## Task item
Scan the entries that follow for the word "value", then report every line in which it appears.

Dataset rows for apps and sites:
-- Opening Marker --

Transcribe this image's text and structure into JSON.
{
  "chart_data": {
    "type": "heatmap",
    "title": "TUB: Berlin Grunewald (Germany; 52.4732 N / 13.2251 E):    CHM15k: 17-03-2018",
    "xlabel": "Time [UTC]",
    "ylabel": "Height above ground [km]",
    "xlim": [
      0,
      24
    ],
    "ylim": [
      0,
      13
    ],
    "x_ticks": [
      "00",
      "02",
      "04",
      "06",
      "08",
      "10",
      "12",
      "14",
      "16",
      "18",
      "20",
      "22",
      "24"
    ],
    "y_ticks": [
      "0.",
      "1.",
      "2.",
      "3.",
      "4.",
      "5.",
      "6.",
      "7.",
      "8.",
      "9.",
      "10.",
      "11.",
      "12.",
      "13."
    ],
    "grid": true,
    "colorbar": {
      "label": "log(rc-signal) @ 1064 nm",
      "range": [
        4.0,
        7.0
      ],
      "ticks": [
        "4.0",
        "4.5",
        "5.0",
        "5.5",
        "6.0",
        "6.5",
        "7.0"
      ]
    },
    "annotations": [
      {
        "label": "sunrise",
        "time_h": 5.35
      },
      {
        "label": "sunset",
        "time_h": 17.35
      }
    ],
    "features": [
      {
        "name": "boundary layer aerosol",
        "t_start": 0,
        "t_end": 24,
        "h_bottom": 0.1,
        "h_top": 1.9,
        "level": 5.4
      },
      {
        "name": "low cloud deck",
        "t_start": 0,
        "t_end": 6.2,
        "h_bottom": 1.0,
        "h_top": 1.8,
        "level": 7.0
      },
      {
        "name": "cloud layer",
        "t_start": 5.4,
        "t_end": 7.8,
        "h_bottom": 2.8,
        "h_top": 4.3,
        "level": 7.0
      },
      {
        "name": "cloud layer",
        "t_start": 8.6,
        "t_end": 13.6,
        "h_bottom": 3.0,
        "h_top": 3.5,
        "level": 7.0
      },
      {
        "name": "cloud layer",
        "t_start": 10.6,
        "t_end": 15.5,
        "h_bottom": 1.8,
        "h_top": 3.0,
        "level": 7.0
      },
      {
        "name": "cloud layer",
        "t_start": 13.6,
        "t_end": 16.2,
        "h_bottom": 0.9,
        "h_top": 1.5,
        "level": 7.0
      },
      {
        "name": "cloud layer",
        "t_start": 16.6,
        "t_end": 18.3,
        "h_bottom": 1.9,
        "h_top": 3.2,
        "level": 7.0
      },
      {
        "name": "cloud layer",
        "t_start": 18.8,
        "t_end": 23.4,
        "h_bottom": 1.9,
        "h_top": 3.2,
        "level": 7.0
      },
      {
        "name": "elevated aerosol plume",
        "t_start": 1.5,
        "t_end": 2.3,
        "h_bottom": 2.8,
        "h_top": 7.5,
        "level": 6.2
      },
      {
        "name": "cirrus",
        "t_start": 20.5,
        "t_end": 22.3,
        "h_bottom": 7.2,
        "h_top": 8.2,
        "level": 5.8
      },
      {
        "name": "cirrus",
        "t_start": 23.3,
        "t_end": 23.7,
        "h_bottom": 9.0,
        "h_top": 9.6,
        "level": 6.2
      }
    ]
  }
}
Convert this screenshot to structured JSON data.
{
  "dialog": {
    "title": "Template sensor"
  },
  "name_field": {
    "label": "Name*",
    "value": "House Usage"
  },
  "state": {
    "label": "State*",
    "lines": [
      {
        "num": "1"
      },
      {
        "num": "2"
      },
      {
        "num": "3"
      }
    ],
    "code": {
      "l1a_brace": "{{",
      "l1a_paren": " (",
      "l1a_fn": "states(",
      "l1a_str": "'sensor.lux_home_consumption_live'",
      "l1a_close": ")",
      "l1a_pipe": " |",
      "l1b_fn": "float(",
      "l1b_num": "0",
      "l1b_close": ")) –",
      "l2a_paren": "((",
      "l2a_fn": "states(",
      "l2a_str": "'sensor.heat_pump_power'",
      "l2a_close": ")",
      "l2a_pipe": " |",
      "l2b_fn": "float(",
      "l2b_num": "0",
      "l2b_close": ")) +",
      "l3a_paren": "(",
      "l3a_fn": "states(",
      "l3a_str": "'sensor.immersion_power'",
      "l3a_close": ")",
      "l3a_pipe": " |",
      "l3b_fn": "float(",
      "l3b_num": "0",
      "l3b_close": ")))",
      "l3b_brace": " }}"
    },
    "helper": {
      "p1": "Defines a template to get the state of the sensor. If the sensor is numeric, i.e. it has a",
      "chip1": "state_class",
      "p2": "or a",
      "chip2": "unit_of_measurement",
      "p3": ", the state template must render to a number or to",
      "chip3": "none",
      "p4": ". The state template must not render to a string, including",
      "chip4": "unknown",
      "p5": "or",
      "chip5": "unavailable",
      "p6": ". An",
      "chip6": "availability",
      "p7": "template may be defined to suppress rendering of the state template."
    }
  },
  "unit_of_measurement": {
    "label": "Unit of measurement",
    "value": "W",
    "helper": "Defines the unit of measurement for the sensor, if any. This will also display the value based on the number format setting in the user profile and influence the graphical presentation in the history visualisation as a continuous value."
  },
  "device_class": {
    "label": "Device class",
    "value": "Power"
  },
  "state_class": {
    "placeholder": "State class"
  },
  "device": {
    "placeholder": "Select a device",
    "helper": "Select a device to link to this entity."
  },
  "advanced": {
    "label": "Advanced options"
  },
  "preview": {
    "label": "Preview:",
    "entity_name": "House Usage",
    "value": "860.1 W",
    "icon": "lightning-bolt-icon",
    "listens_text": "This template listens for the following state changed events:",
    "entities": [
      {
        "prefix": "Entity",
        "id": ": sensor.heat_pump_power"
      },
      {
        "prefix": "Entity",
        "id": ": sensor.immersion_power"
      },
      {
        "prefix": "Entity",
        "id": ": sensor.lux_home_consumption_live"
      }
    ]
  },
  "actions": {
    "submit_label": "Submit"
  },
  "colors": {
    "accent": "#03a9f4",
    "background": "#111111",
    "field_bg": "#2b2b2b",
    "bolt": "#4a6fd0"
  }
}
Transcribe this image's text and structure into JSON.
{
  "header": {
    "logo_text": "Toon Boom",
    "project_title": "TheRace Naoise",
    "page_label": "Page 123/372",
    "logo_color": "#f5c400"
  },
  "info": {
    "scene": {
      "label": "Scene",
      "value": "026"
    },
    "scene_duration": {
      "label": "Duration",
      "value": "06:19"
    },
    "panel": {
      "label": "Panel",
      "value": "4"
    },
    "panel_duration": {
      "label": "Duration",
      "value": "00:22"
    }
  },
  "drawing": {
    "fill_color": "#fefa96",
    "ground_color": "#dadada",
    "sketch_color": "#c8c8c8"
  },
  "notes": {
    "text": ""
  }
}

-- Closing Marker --

## Your solution
    "value": "House Usage"
    "value": "W",
    "helper": "Defines the unit of measurement for the sensor, if any. This will also display the value based on the number format setting in the user profile and influence the graphical presentation in the history visualisation as a continuous value."
    "value": "Power"
    "value": "860.1 W",
      "value": "026"
      "value": "06:19"
      "value": "4"
      "value": "00:22"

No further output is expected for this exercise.